[Interface dataset entries]
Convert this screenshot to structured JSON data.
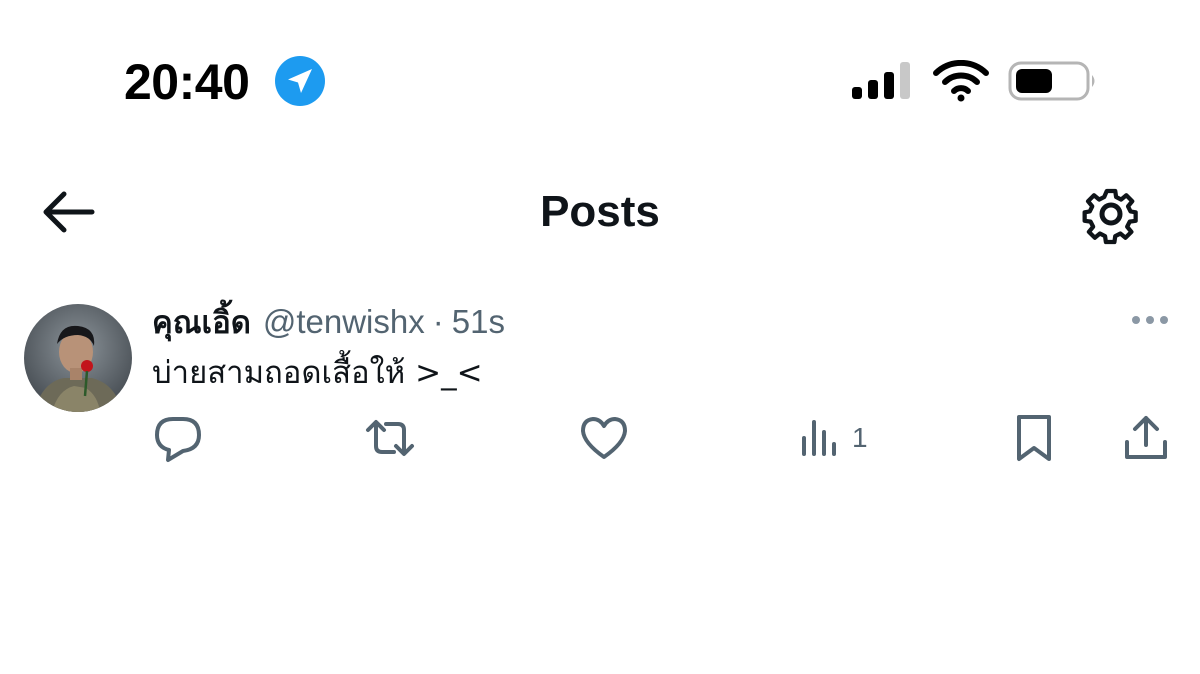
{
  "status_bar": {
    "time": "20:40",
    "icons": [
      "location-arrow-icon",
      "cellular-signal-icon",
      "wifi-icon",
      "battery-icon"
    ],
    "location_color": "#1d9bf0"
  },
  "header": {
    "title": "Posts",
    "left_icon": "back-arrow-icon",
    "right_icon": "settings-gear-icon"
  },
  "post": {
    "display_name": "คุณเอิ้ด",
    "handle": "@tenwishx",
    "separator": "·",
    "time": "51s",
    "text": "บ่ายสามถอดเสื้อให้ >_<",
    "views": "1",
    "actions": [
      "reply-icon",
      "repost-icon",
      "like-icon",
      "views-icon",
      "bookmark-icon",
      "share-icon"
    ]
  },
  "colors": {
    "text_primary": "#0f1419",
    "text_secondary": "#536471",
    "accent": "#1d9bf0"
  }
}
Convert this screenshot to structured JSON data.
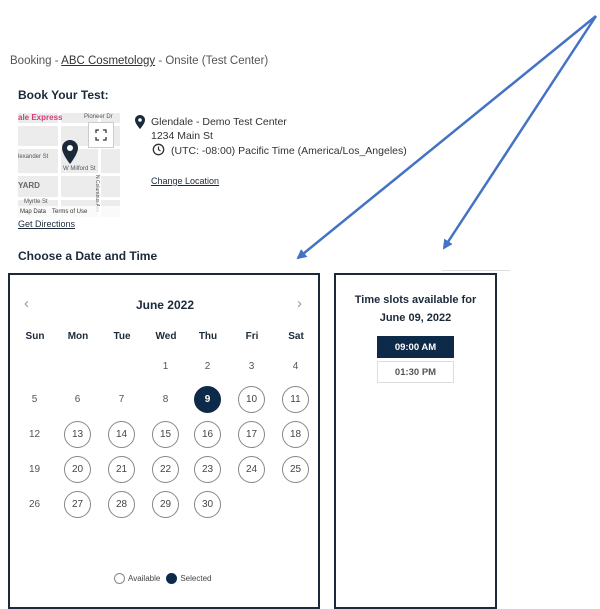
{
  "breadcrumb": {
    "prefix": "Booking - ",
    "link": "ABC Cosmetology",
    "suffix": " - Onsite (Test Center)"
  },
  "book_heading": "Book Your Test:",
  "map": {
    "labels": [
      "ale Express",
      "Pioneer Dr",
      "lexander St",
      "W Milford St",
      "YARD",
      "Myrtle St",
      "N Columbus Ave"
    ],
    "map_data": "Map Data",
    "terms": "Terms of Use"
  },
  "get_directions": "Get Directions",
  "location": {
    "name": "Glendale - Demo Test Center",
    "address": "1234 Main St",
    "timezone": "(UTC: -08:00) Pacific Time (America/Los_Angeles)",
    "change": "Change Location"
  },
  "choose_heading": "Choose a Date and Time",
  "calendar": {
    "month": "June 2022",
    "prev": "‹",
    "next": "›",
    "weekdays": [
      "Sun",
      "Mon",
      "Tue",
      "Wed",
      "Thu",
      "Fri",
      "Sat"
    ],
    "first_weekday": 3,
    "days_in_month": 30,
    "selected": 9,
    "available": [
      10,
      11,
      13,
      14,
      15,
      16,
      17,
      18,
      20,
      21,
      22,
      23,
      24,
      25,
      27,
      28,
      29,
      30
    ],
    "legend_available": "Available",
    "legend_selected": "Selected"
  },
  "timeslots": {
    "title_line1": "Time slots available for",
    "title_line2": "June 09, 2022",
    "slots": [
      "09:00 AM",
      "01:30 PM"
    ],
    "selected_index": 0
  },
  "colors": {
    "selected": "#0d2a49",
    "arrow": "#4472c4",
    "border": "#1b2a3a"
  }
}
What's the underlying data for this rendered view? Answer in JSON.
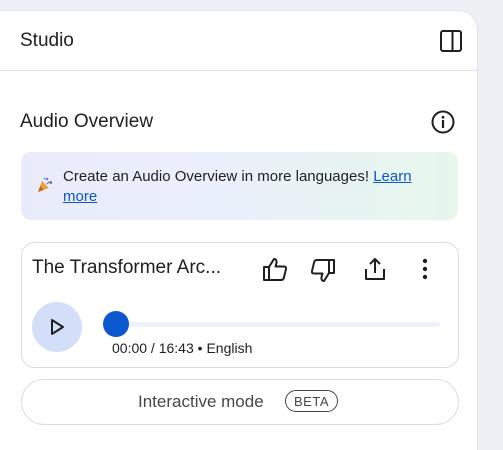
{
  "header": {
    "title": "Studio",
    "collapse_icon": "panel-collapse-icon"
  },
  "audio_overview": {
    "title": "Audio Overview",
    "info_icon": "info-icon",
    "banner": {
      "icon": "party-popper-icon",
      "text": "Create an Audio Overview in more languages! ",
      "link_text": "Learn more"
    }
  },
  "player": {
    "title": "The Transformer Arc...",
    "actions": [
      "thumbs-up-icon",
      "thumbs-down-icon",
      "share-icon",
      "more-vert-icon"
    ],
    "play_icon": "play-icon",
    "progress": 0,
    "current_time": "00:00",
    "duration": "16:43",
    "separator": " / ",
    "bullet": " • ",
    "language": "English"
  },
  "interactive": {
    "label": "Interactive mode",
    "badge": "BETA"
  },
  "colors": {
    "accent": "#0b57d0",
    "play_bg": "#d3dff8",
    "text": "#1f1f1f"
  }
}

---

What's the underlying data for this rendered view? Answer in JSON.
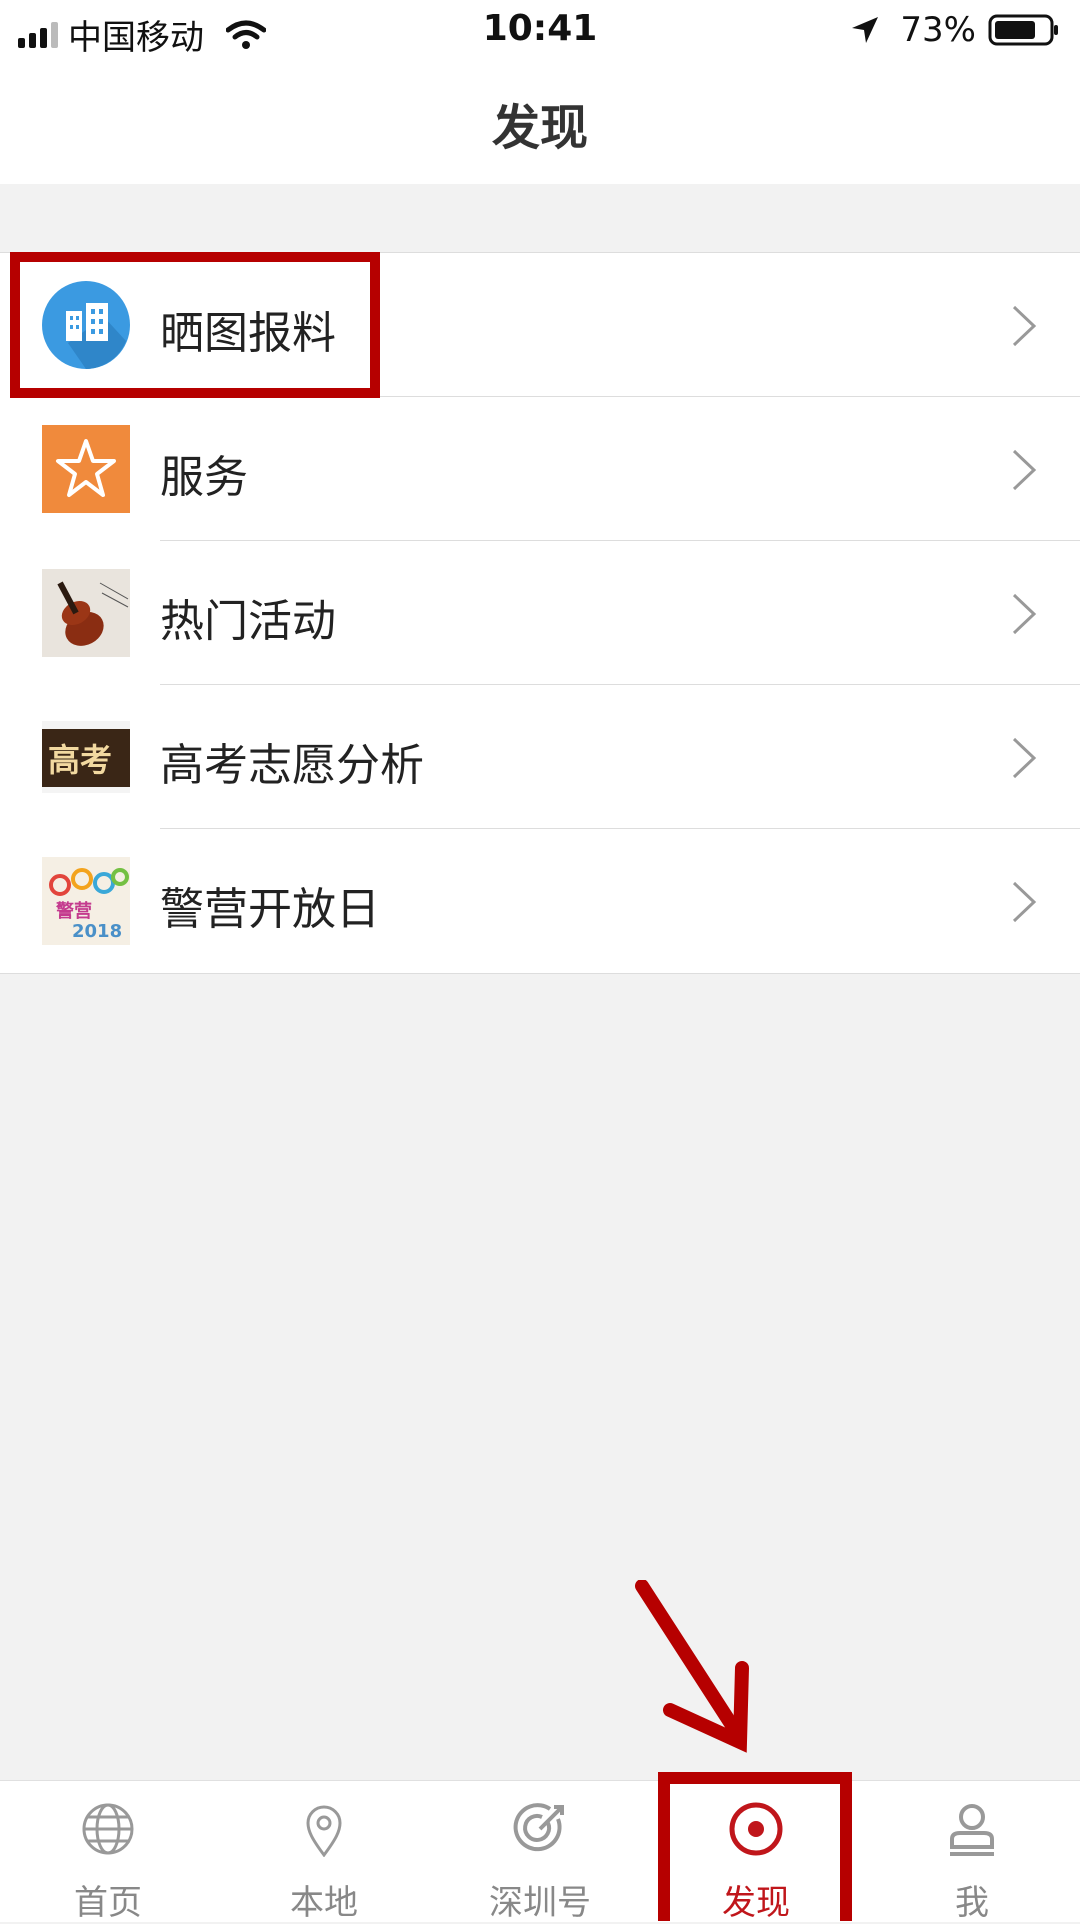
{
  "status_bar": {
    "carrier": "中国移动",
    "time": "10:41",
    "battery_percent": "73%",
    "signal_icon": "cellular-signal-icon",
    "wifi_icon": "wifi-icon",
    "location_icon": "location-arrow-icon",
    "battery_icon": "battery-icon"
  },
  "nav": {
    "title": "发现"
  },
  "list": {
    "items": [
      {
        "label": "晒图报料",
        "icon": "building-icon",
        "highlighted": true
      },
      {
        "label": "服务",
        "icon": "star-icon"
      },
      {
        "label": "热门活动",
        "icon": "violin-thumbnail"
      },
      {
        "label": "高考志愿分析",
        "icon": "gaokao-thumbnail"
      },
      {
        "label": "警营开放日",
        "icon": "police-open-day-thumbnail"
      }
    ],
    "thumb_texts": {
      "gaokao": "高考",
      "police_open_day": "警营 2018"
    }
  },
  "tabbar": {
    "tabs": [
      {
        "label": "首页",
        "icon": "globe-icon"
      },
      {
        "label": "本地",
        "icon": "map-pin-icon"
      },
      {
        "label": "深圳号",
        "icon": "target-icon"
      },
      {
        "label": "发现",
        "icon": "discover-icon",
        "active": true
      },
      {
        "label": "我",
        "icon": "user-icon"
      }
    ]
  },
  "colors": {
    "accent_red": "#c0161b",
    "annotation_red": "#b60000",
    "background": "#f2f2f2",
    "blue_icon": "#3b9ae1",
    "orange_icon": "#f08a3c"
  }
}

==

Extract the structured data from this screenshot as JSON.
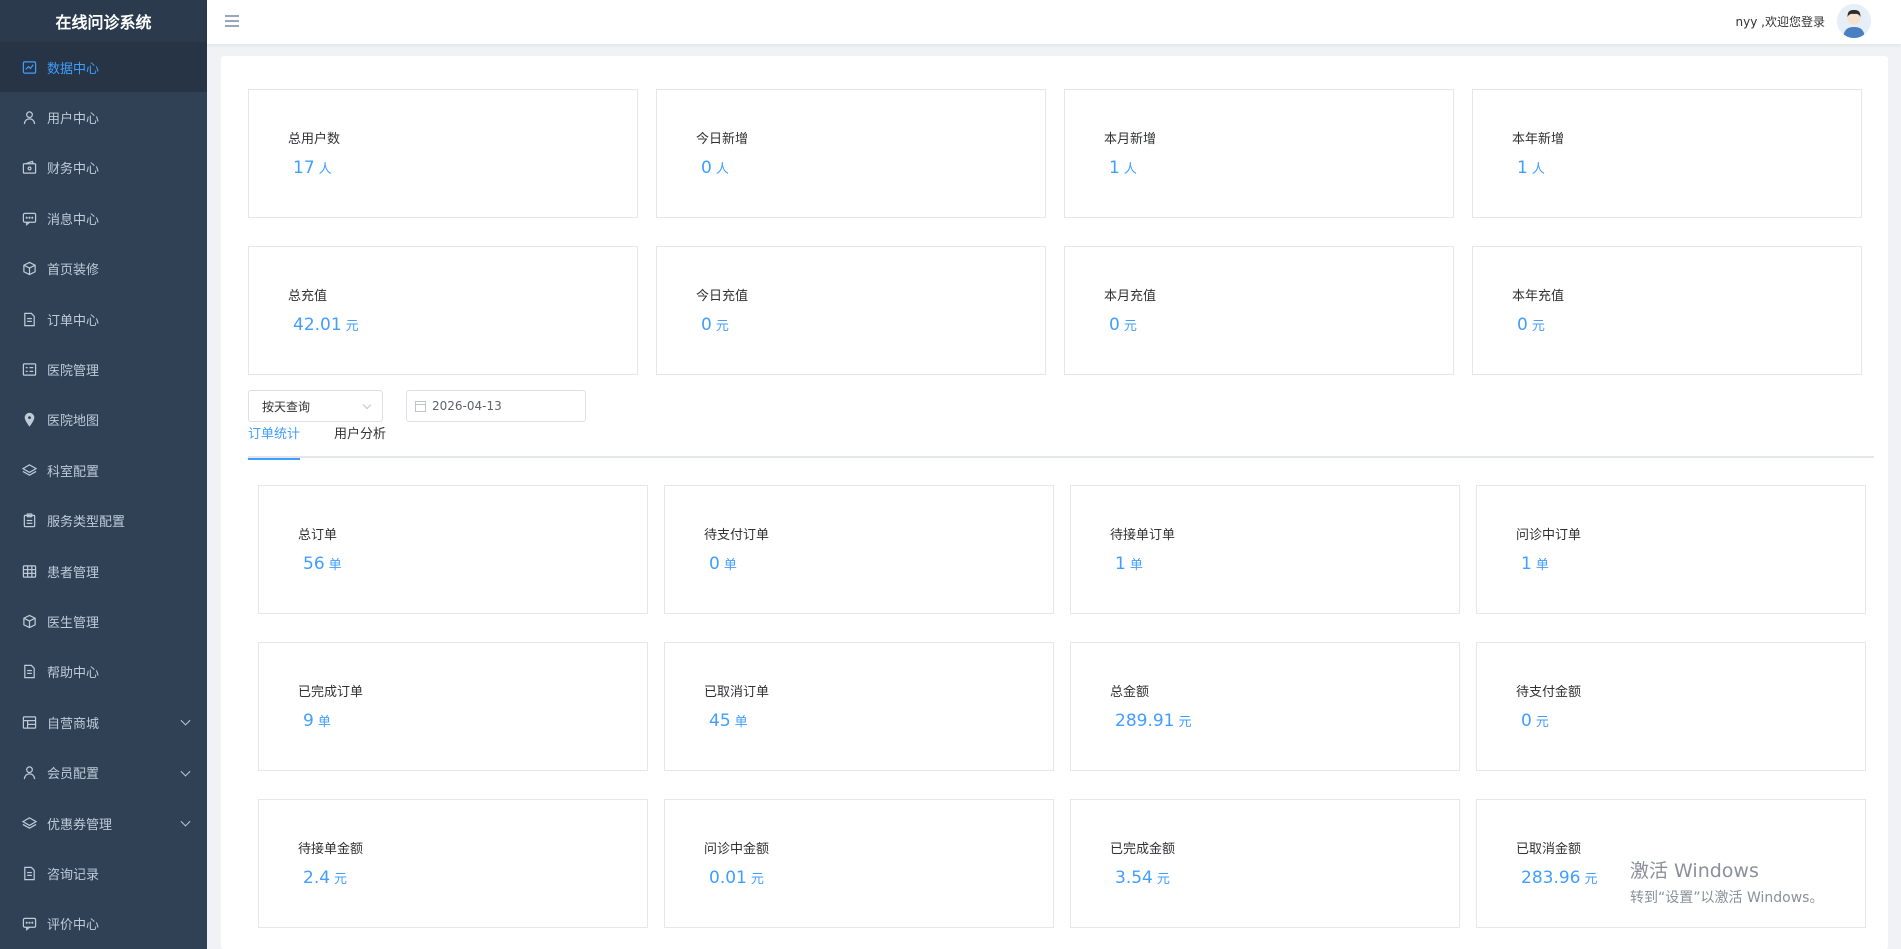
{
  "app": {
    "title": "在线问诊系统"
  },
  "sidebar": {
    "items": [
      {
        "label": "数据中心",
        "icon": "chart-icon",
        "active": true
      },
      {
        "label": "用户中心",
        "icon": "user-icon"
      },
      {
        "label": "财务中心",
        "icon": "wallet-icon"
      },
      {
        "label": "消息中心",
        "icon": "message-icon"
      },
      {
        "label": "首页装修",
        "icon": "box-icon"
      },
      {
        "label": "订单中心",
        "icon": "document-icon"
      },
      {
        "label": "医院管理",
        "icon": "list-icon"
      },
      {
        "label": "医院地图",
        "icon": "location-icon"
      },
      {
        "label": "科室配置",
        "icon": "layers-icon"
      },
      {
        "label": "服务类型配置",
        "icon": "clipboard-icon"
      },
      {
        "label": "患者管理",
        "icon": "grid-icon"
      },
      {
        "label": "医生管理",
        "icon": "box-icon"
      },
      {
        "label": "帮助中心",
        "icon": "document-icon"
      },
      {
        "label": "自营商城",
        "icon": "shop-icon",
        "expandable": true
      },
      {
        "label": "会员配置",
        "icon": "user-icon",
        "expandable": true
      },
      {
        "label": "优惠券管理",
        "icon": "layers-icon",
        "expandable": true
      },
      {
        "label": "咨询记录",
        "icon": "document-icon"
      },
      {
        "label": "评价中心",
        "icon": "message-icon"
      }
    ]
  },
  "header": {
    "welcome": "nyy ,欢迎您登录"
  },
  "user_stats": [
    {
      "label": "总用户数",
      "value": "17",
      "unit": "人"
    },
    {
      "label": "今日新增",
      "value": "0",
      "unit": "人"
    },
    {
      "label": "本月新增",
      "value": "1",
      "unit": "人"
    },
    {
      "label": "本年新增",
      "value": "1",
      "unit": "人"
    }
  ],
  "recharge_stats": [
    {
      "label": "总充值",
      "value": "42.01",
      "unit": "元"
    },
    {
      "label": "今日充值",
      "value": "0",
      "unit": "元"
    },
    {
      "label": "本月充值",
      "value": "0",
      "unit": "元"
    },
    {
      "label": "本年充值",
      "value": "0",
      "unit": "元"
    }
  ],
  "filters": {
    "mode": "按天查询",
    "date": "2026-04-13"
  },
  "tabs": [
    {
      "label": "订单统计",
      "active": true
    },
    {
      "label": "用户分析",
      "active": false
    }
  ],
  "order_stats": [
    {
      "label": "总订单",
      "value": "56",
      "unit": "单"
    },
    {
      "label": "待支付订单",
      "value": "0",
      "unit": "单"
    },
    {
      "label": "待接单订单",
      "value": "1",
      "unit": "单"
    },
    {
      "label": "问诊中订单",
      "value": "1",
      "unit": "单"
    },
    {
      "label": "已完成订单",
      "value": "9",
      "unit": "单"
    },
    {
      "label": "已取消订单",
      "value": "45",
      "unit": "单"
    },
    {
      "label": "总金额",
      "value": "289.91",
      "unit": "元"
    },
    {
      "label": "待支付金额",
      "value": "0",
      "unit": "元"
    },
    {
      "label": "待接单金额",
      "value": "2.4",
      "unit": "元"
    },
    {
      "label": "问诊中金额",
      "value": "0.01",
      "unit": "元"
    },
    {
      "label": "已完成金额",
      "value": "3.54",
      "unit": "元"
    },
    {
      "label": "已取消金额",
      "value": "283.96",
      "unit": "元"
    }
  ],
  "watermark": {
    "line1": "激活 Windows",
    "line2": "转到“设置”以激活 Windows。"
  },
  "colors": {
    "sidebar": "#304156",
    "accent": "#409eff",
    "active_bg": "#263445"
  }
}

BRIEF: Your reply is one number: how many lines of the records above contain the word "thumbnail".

REPLY TO THE EXERCISE: 3